“For the past two to three weeks, she has been shouting three to four times a day. Sometimes, she will also shout after 12am although it is lesser,” Yao said. “During the day, the duration of her shouting is longer. She can shout for longer than 15 minutes each time.”
Goh, a 73-year-old housewife who wanted to be known only by her surname, said that she put with the shouting because Lee is “mentally ill”.
Other neighbours have also faced harassment
Lee had also terrified one Chinese family who previously lived in the unit opposite hers, according to several neighbours. The family got scared after she destroyed their altar and threw a chopper at the corridor outside their unit a few years ago.
“She took a broomstick and hit their altar until it was destroyed. They were my friends (for a long time)…we were among the first to move into this block. But because of her, they had to move away,” Yao stated.
Another neighbour, who is a property agent, said, “She fought with the (Chinese) neighbour almost everyday. She also once took a chopper and threw it outside the neighbour’s place.” The agent spoke on the condition of anonymity for fear of facing trouble from Lee.
“She also threw urine and water from her kitchen, and no one dared to hang out their clothes. When she was away in the IMH (Institute of Mental Health), everyone dared to hang out their clothes.”
A compliance officer, who lives near Lee’s unit, said that when she moved in two years ago, her family enjoyed an amicable relationship with Lee’s family. But things turned sour after Lee saw her speaking to the police, who were conducting an investigation over the pork-throwing incident.
Since then, Lee would pour dirty water at her doorstep and shout at her children. Lee even made a complaint to the Residents’ Committee that the family were illegal tenants, although it was not the case.

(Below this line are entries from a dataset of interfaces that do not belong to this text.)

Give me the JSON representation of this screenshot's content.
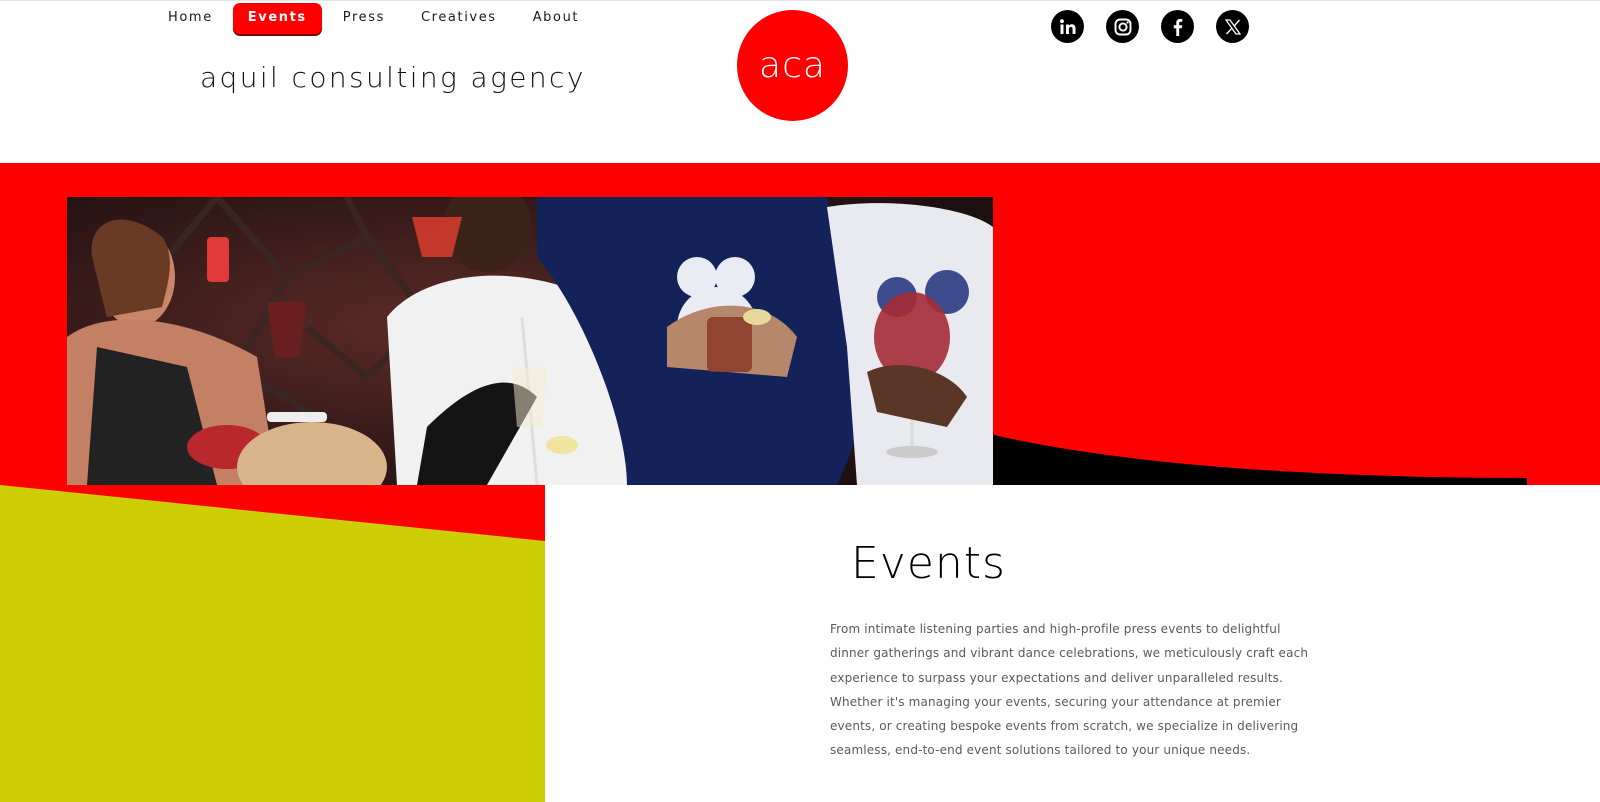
{
  "nav": {
    "items": [
      {
        "label": "Home"
      },
      {
        "label": "Events",
        "active": true
      },
      {
        "label": "Press"
      },
      {
        "label": "Creatives"
      },
      {
        "label": "About"
      }
    ]
  },
  "brand": {
    "name": "aquil consulting agency",
    "logo_text": "aca"
  },
  "social": [
    {
      "icon": "linkedin-icon"
    },
    {
      "icon": "instagram-icon"
    },
    {
      "icon": "facebook-icon"
    },
    {
      "icon": "x-icon"
    }
  ],
  "hero": {
    "image_alt": "event-photo"
  },
  "events": {
    "title": "Events",
    "body": "From intimate listening parties and high-profile press events to delightful dinner gatherings and vibrant dance celebrations, we meticulously craft each experience to surpass your expectations and deliver unparalleled results. Whether it's managing your events, securing your attendance at premier events, or creating bespoke events from scratch, we specialize in delivering seamless, end-to-end event solutions tailored to your unique needs."
  },
  "colors": {
    "accent_red": "#ff0000",
    "accent_lime": "#cece07",
    "black": "#000000",
    "white": "#ffffff"
  }
}
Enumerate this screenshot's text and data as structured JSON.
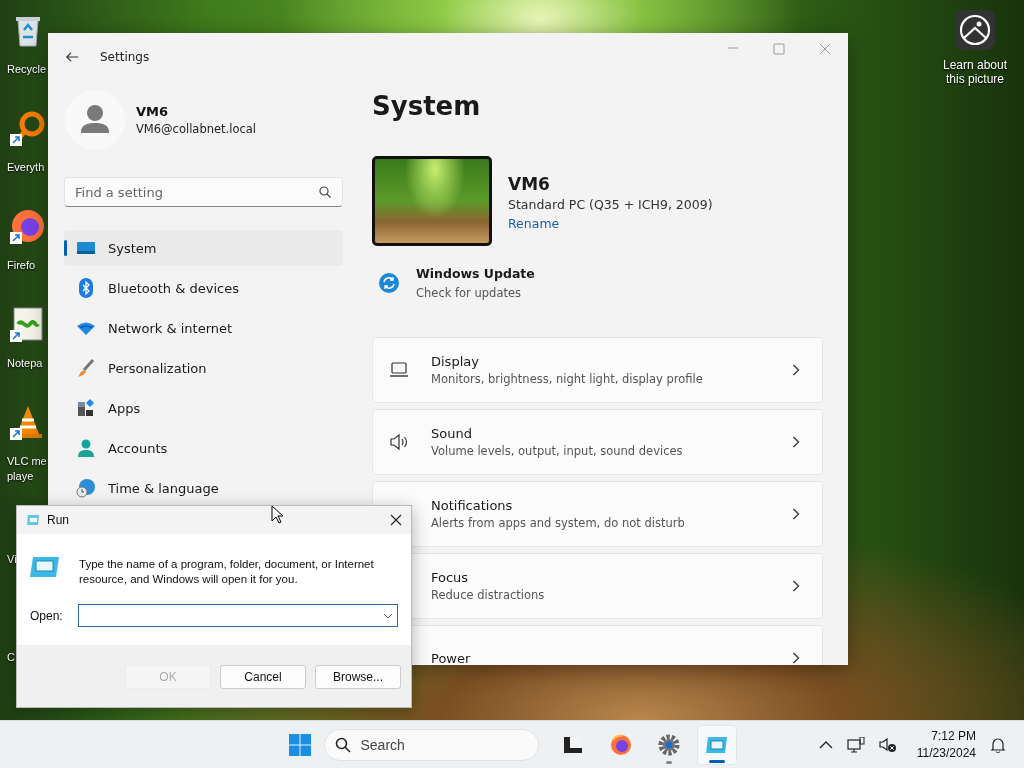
{
  "desktop": {
    "icons": [
      {
        "label": "Recycle",
        "kind": "bin"
      },
      {
        "label": "Everyth",
        "kind": "magnifier"
      },
      {
        "label": "Firefo",
        "kind": "browser"
      },
      {
        "label": "Notepa",
        "kind": "notepad"
      },
      {
        "label": "VLC me\nplaye",
        "kind": "cone"
      },
      {
        "label": "Vi",
        "kind": "text"
      },
      {
        "label": "C",
        "kind": "text"
      }
    ],
    "learn_more": {
      "label": "Learn about this picture"
    }
  },
  "settings": {
    "title": "Settings",
    "user": {
      "name": "VM6",
      "email": "VM6@collabnet.local"
    },
    "search": {
      "placeholder": "Find a setting"
    },
    "nav": [
      {
        "label": "System",
        "selected": true
      },
      {
        "label": "Bluetooth & devices",
        "selected": false
      },
      {
        "label": "Network & internet",
        "selected": false
      },
      {
        "label": "Personalization",
        "selected": false
      },
      {
        "label": "Apps",
        "selected": false
      },
      {
        "label": "Accounts",
        "selected": false
      },
      {
        "label": "Time & language",
        "selected": false
      }
    ],
    "page_title": "System",
    "device": {
      "name": "VM6",
      "model": "Standard PC (Q35 + ICH9, 2009)",
      "rename": "Rename"
    },
    "update": {
      "title": "Windows Update",
      "subtitle": "Check for updates"
    },
    "cards": [
      {
        "title": "Display",
        "subtitle": "Monitors, brightness, night light, display profile"
      },
      {
        "title": "Sound",
        "subtitle": "Volume levels, output, input, sound devices"
      },
      {
        "title": "Notifications",
        "subtitle": "Alerts from apps and system, do not disturb"
      },
      {
        "title": "Focus",
        "subtitle": "Reduce distractions"
      },
      {
        "title": "Power"
      }
    ]
  },
  "run": {
    "title": "Run",
    "description": "Type the name of a program, folder, document, or Internet resource, and Windows will open it for you.",
    "open_label": "Open:",
    "buttons": [
      {
        "label": "OK",
        "disabled": true
      },
      {
        "label": "Cancel",
        "disabled": false
      },
      {
        "label": "Browse...",
        "disabled": false
      }
    ]
  },
  "taskbar": {
    "search": {
      "placeholder": "Search"
    },
    "apps": [
      {
        "kind": "taskview",
        "running": false,
        "active": false
      },
      {
        "kind": "browser",
        "running": false,
        "active": false
      },
      {
        "kind": "settings",
        "running": true,
        "active": false
      },
      {
        "kind": "run",
        "running": true,
        "active": true
      }
    ],
    "time": "7:12 PM",
    "date": "11/23/2024"
  }
}
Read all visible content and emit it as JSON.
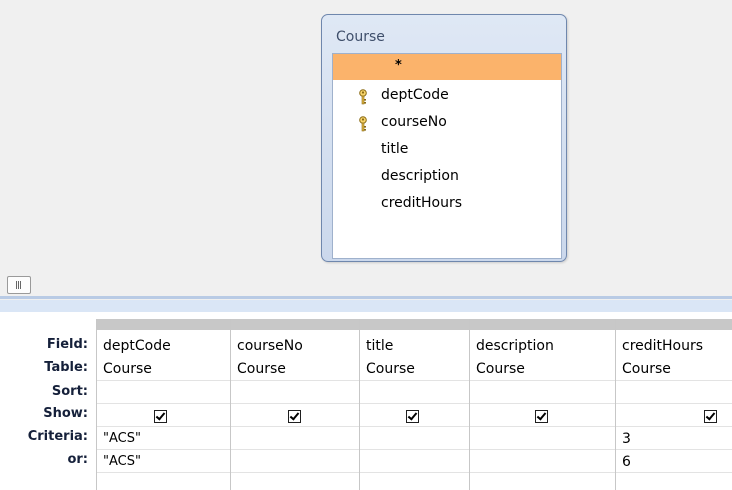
{
  "diagram": {
    "table_name": "Course",
    "fields": [
      {
        "name": "*",
        "key": false,
        "selected": true
      },
      {
        "name": "deptCode",
        "key": true,
        "selected": false
      },
      {
        "name": "courseNo",
        "key": true,
        "selected": false
      },
      {
        "name": "title",
        "key": false,
        "selected": false
      },
      {
        "name": "description",
        "key": false,
        "selected": false
      },
      {
        "name": "creditHours",
        "key": false,
        "selected": false
      }
    ]
  },
  "grid": {
    "row_labels": {
      "field": "Field:",
      "table": "Table:",
      "sort": "Sort:",
      "show": "Show:",
      "criteria": "Criteria:",
      "or": "or:"
    },
    "columns": [
      {
        "field": "deptCode",
        "table": "Course",
        "sort": "",
        "show": true,
        "criteria": "\"ACS\"",
        "or": "\"ACS\""
      },
      {
        "field": "courseNo",
        "table": "Course",
        "sort": "",
        "show": true,
        "criteria": "",
        "or": ""
      },
      {
        "field": "title",
        "table": "Course",
        "sort": "",
        "show": true,
        "criteria": "",
        "or": ""
      },
      {
        "field": "description",
        "table": "Course",
        "sort": "",
        "show": true,
        "criteria": "",
        "or": ""
      },
      {
        "field": "creditHours",
        "table": "Course",
        "sort": "",
        "show": true,
        "criteria": "3",
        "or": "6"
      }
    ]
  },
  "colors": {
    "selected_field": "#fbb36b",
    "table_border": "#6f87ad",
    "grid_band": "#dae6f6"
  }
}
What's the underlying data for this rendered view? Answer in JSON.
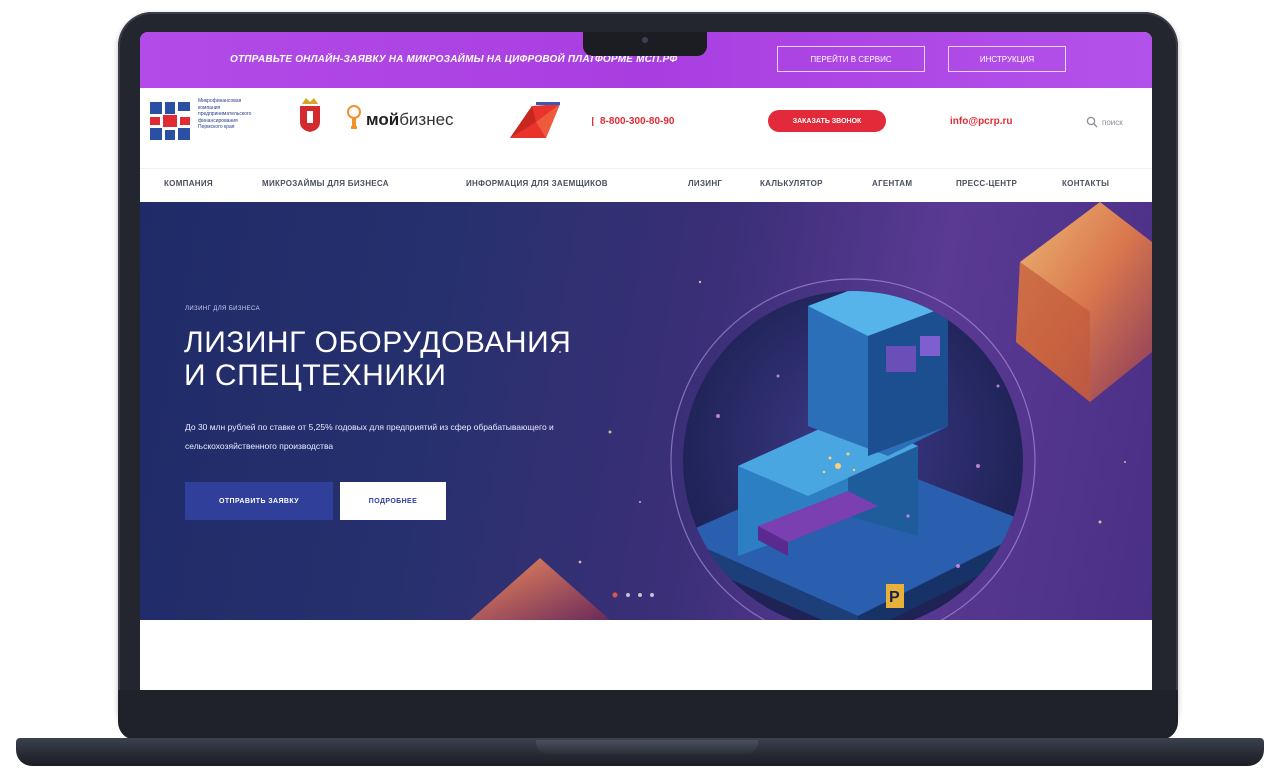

She described Lee as a bespectacled, frail-looking woman with short hair and who is about 1.55-metre tall.
About three neighbours said they have made complaints to the Housing Development Board (HDB), but there has been no response from the agency.
One of them, who only wanted to be identified as Teo, said Lee had thrown rubbish down towards her unit on a few occasions.
Yao said, “After many complaints, there has been nothing done to her. I feel this is very unfair. We have been disturbed for too long.”
Police called to Marliah’s flat again
At around 6.30pm on Friday, this reporter heard Lee shouting again and immediately went to her unit to knock on her door. She stopped shouting but did not open her door. There were two CCTVs installed outside Lee’s unit.
At about 8.50pm, Lee resumed her shouting at Marliah, which can be heard by this reporter from the ground floor. Shortly after the reporter went back to Marliah’s flat, three police officers arrived in response to a call made by Marliah.
The officers from Bedok Division explained to Yahoo News Singapore that their purpose was to mediate between Marliah and Lee, as well as to take down statements and submit them to an investigation officer.
When the officers knocked on Lee’s door, she took about a minute before coming to the door. Speaking in Chinese, Lee said that she was “merely singing in her own house” and denied that she was shouting.
“She has no husband and her daughter died,” Lee told the police officers in Chinese. “She’s crazy. She’s always at home and doesn’t go out. She’s weird. You all can’t do this, always come knocking on my door. This is not right. You have to look for her. She’s bored, that’s why she’s always calling for you.”
Lee also claimed that Marliah disturbed her by playing with marbles at her unit early in the morning every day. But Marliah dismissed the claim, saying that she did not have marbles in her house.
The police left about one hour later after taking down a statement from Marliah.
Having been told previously that she could only file a civil suit, Marliah implored the officers to do something about the matter while they recorded her statement.
“This is harassment and I’ve suffered for seven long years. How can anyone take this? It hurts a lot when she brings up my husband and my second daughter. It took me three years of crying to get over her,” Marliah told one of the officers, before bursting into tears.